EXCERPTED DATA: Begin

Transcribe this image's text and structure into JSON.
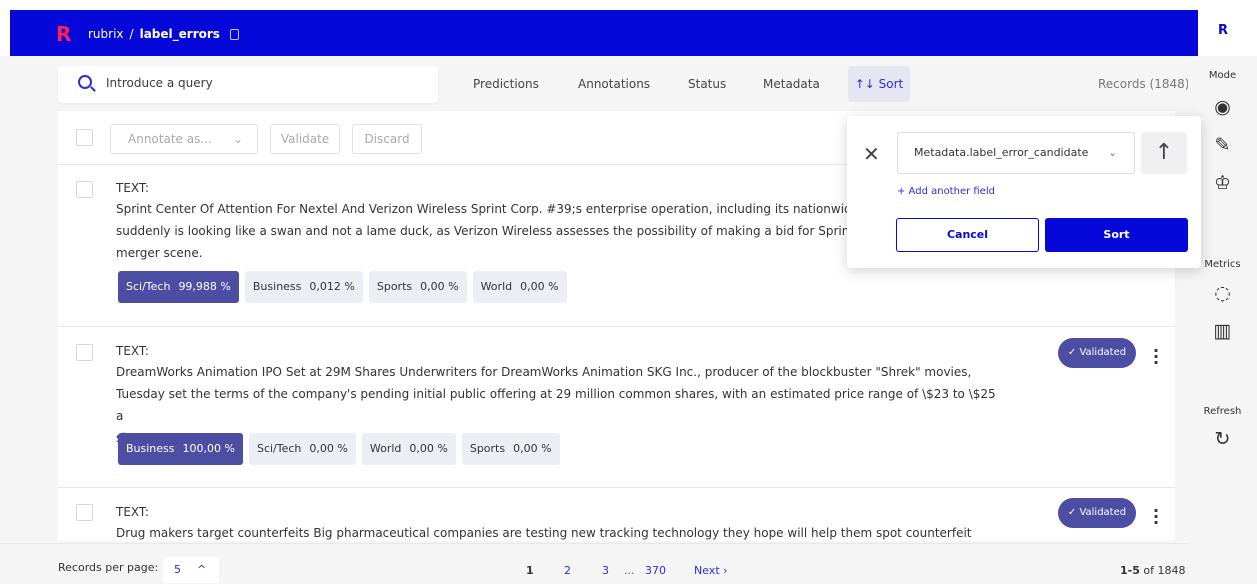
{
  "header": {
    "project": "rubrix",
    "separator": "/",
    "dataset": "label_errors",
    "avatar": "R",
    "colors": {
      "bar": "#0508d9",
      "logo": "#ff1e5a",
      "accent": "#4c4ea3"
    }
  },
  "search": {
    "placeholder": "Introduce a query"
  },
  "filters": {
    "predictions": "Predictions",
    "annotations": "Annotations",
    "status": "Status",
    "metadata": "Metadata",
    "sort": "↑↓ Sort",
    "records": "Records (1848)"
  },
  "toolbar": {
    "annotate": "Annotate as...",
    "validate": "Validate",
    "discard": "Discard"
  },
  "sidebar": {
    "mode": "Mode",
    "metrics": "Metrics",
    "refresh": "Refresh",
    "icons": [
      "eye-icon",
      "pencil-icon",
      "hierarchy-icon",
      "progress-ring-icon",
      "bar-chart-icon",
      "refresh-icon"
    ]
  },
  "records": [
    {
      "label": "TEXT:",
      "text": "Sprint Center Of Attention For Nextel And Verizon Wireless Sprint Corp. #39;s enterprise operation, including its nationwide fibe",
      "text2": "suddenly is looking like a swan and not a lame duck, as Verizon Wireless assesses the possibility of making a bid for Sprint in th",
      "text3": "merger scene.",
      "chips": [
        {
          "label": "Sci/Tech",
          "score": "99,988 %"
        },
        {
          "label": "Business",
          "score": "0,012 %"
        },
        {
          "label": "Sports",
          "score": "0,00 %"
        },
        {
          "label": "World",
          "score": "0,00 %"
        }
      ]
    },
    {
      "label": "TEXT:",
      "text": "DreamWorks Animation IPO Set at 29M Shares Underwriters for DreamWorks Animation SKG Inc., producer of the blockbuster \"Shrek\" movies,",
      "text2": "Tuesday set the terms of the company's pending initial public offering at 29 million common shares, with an estimated price range of \\$23 to \\$25 a",
      "text3": "share.",
      "status": "✓ Validated",
      "chips": [
        {
          "label": "Business",
          "score": "100,00 %"
        },
        {
          "label": "Sci/Tech",
          "score": "0,00 %"
        },
        {
          "label": "World",
          "score": "0,00 %"
        },
        {
          "label": "Sports",
          "score": "0,00 %"
        }
      ]
    },
    {
      "label": "TEXT:",
      "text": "Drug makers target counterfeits Big pharmaceutical companies are testing new tracking technology they hope will help them spot counterfeit drugs",
      "status": "✓ Validated"
    }
  ],
  "footer": {
    "per_page_label": "Records per page:",
    "per_page": "5",
    "pages": [
      "1",
      "2",
      "3",
      "...",
      "370"
    ],
    "next": "Next ›",
    "range_bold": "1-5",
    "range_rest": "of 1848"
  },
  "popover": {
    "field": "Metadata.label_error_candidate",
    "add": "+ Add another field",
    "cancel": "Cancel",
    "sort": "Sort"
  }
}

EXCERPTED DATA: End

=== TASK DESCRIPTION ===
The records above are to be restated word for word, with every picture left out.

=== RESULT FOR THIS TASK ===
Transcribe this image's text and structure into JSON.
{
  "header": {
    "project": "rubrix",
    "separator": "/",
    "dataset": "label_errors",
    "avatar": "R",
    "colors": {
      "bar": "#0508d9",
      "logo": "#ff1e5a",
      "accent": "#4c4ea3"
    }
  },
  "search": {
    "placeholder": "Introduce a query"
  },
  "filters": {
    "predictions": "Predictions",
    "annotations": "Annotations",
    "status": "Status",
    "metadata": "Metadata",
    "sort": "↑↓ Sort",
    "records": "Records (1848)"
  },
  "toolbar": {
    "annotate": "Annotate as...",
    "validate": "Validate",
    "discard": "Discard"
  },
  "sidebar": {
    "mode": "Mode",
    "metrics": "Metrics",
    "refresh": "Refresh",
    "icons": [
      "eye-icon",
      "pencil-icon",
      "hierarchy-icon",
      "progress-ring-icon",
      "bar-chart-icon",
      "refresh-icon"
    ]
  },
  "records": [
    {
      "label": "TEXT:",
      "text": "Sprint Center Of Attention For Nextel And Verizon Wireless Sprint Corp. #39;s enterprise operation, including its nationwide fibe",
      "text2": "suddenly is looking like a swan and not a lame duck, as Verizon Wireless assesses the possibility of making a bid for Sprint in th",
      "text3": "merger scene.",
      "chips": [
        {
          "label": "Sci/Tech",
          "score": "99,988 %"
        },
        {
          "label": "Business",
          "score": "0,012 %"
        },
        {
          "label": "Sports",
          "score": "0,00 %"
        },
        {
          "label": "World",
          "score": "0,00 %"
        }
      ]
    },
    {
      "label": "TEXT:",
      "text": "DreamWorks Animation IPO Set at 29M Shares Underwriters for DreamWorks Animation SKG Inc., producer of the blockbuster \"Shrek\" movies,",
      "text2": "Tuesday set the terms of the company's pending initial public offering at 29 million common shares, with an estimated price range of \\$23 to \\$25 a",
      "text3": "share.",
      "status": "✓ Validated",
      "chips": [
        {
          "label": "Business",
          "score": "100,00 %"
        },
        {
          "label": "Sci/Tech",
          "score": "0,00 %"
        },
        {
          "label": "World",
          "score": "0,00 %"
        },
        {
          "label": "Sports",
          "score": "0,00 %"
        }
      ]
    },
    {
      "label": "TEXT:",
      "text": "Drug makers target counterfeits Big pharmaceutical companies are testing new tracking technology they hope will help them spot counterfeit drugs",
      "status": "✓ Validated"
    }
  ],
  "footer": {
    "per_page_label": "Records per page:",
    "per_page": "5",
    "pages": [
      "1",
      "2",
      "3",
      "...",
      "370"
    ],
    "next": "Next ›",
    "range_bold": "1-5",
    "range_rest": "of 1848"
  },
  "popover": {
    "field": "Metadata.label_error_candidate",
    "add": "+ Add another field",
    "cancel": "Cancel",
    "sort": "Sort"
  }
}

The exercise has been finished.